The problem we're looking at is simply stated. Take an example: we can look at intelligent robots operating in trial-and-error mode in a local environment, and accurately describe their behaviour using sentences like "look, it didn't know there was a hole there, that's why it fell over", and "now it knows where the power supply is, it will find a direct route."
In the jargon, this use of words like "knows", along with words like "believes", "wants" to describe and predict the behaviour of agents is called intentional description. It's so natural that it's not even obvious why it should be problematic. But the designers and engineers who constructed the robot have a different story as to how it behaves. They understand the causal mechanisms underpinning its perceptual, information-storage and problem-solving abilities. They can also predict (and alter and fix) the robot's behaviour.
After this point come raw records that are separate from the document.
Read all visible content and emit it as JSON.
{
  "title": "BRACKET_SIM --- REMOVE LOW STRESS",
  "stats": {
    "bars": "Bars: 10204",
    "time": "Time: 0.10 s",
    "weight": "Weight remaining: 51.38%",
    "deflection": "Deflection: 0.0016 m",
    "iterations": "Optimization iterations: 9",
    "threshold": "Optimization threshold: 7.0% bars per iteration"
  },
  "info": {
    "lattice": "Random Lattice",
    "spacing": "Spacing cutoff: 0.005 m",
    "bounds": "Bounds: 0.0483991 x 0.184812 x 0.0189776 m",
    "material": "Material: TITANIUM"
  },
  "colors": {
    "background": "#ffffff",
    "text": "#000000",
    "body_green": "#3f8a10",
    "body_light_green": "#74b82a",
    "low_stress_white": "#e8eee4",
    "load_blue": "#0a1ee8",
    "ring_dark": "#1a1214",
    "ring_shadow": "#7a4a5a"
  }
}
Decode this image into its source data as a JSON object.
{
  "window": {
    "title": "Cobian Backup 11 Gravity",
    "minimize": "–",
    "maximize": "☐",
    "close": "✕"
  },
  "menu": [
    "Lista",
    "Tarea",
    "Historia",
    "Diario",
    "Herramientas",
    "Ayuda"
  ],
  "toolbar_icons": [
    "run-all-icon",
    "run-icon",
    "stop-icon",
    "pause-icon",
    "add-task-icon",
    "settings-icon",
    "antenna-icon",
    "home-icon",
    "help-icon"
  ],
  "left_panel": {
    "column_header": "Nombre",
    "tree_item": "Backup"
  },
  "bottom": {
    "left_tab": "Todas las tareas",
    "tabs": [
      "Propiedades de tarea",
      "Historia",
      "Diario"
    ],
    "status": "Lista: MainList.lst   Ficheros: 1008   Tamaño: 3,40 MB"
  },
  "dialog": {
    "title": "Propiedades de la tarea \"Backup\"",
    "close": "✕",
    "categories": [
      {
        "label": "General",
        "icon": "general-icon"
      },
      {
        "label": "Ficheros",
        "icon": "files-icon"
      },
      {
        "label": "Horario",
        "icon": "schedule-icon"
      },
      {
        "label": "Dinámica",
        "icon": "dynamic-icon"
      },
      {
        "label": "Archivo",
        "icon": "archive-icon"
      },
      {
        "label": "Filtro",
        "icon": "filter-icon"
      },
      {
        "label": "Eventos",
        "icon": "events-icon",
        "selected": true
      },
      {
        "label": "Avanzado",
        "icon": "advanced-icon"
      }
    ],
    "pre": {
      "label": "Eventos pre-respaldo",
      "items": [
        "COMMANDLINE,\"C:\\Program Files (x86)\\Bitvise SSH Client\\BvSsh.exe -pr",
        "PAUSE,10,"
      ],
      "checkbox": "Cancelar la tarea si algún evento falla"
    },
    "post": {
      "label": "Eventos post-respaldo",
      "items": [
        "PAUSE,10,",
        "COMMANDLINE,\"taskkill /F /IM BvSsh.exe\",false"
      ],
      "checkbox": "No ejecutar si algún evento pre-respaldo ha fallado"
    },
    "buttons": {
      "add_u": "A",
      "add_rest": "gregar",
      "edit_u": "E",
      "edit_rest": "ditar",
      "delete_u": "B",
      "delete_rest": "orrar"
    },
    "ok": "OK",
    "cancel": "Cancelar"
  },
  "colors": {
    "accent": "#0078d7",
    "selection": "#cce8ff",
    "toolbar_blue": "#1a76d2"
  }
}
Engineers normally have little time for intentional descriptions, considering them as so much sentimentality and anthropomorphism. Also, they don't see how intentional descriptions could work - the casual observer doesn't, after all, know the engineering. Still, intentional descriptions do work - we use them all the time and not just for robots.
To see how it all fits together, we need to use mathematical models: both for robots and their environments (for which we use automata-type formalisms) and for intentional language (for which we use logic, namely the special modal logics of knowledge, belief and goals).
It then turns out that the relationship between the two kinds of description, intentional and engineering, comes out in the maths as a semantic relationship between formulae in the logic and the appropriate automata-structured model spaces of the logic.
To properly get the details of what follows, you need to know basic propositional modal logic as taught in introductory AI or logic courses. Despite the jargon, the paper is more interested in conceptual clarity than the use of deep or intricate mathematical techniques (in fact I don't use any). If you read the words and avoid the formulae, you still get the gist of what's going on.
A shorter alternative to reading the rest of this paper is to look at (Seel, 1991) at http://interweave-consulting.blogspot.com/2010/05/logical-omniscience-of-reactive-systems.html."
Seel, N. R. (1990). Intentional Description of Reactive Systems. In Y. Demazeau & J-P. Muller (Eds.), Proceedings of the Second European Workshop on Modelling Autonomous Agents in a Multi-Agent World. Elsevier Science Publishers B.V./North-Holland.
This is the main technical presentation of my Ph.D work in an accessible form.